PROBLEM DETAILS: If a line of the material contains "year", copy it.

INFORMATION SUPPLIED:
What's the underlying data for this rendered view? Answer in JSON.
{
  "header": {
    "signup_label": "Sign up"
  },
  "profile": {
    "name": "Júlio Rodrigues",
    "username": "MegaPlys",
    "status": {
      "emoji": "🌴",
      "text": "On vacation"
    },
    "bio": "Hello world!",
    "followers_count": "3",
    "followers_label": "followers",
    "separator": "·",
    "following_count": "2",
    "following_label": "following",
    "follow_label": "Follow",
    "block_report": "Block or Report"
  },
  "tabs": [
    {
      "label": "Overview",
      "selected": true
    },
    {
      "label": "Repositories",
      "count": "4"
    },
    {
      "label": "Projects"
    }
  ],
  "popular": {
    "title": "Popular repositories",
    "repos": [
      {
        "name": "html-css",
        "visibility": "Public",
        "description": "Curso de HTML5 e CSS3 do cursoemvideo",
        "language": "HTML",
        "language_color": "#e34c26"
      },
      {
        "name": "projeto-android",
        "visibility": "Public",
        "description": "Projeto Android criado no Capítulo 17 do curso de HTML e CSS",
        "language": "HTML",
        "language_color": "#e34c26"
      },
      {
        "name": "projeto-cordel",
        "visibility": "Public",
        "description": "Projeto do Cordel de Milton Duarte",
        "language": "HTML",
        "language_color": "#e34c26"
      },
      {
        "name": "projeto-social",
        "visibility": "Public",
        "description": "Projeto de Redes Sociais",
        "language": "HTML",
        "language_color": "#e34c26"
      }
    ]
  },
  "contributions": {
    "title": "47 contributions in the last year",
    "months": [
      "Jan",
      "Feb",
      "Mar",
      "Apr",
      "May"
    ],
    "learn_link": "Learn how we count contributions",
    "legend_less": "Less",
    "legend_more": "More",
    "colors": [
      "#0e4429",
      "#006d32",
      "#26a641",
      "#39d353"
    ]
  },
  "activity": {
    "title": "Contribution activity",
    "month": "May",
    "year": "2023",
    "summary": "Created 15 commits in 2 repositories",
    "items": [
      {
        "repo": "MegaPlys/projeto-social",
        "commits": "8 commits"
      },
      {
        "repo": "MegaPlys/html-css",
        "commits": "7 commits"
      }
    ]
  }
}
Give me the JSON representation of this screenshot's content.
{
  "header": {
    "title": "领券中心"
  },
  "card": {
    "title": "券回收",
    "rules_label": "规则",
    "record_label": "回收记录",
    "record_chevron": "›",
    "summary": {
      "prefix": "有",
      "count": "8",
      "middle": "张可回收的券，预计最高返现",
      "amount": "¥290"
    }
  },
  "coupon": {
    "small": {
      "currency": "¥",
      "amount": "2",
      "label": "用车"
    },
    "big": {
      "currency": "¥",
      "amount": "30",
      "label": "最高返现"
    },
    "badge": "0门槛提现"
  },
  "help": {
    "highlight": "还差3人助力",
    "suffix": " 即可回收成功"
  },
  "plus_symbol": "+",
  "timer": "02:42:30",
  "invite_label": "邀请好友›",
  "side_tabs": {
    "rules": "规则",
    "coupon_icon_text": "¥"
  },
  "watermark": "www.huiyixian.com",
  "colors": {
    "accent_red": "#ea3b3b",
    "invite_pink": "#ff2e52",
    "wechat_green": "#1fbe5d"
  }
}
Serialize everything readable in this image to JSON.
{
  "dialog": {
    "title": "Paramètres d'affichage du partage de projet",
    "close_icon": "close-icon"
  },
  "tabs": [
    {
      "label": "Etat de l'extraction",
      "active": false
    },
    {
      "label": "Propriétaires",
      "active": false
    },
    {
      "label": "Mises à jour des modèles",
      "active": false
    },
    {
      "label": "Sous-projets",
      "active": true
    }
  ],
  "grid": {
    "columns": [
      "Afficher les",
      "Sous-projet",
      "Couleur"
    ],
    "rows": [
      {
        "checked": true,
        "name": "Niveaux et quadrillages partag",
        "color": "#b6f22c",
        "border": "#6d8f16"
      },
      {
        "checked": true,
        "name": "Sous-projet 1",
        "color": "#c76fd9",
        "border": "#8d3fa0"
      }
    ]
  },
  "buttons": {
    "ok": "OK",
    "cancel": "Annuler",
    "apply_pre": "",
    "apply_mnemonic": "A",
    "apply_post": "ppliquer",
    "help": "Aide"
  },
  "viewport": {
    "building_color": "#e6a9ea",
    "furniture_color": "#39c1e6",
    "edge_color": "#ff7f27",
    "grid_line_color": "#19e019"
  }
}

EXERCISE ANSWER:
    "title": "47 contributions in the last year",
    "year": "2023",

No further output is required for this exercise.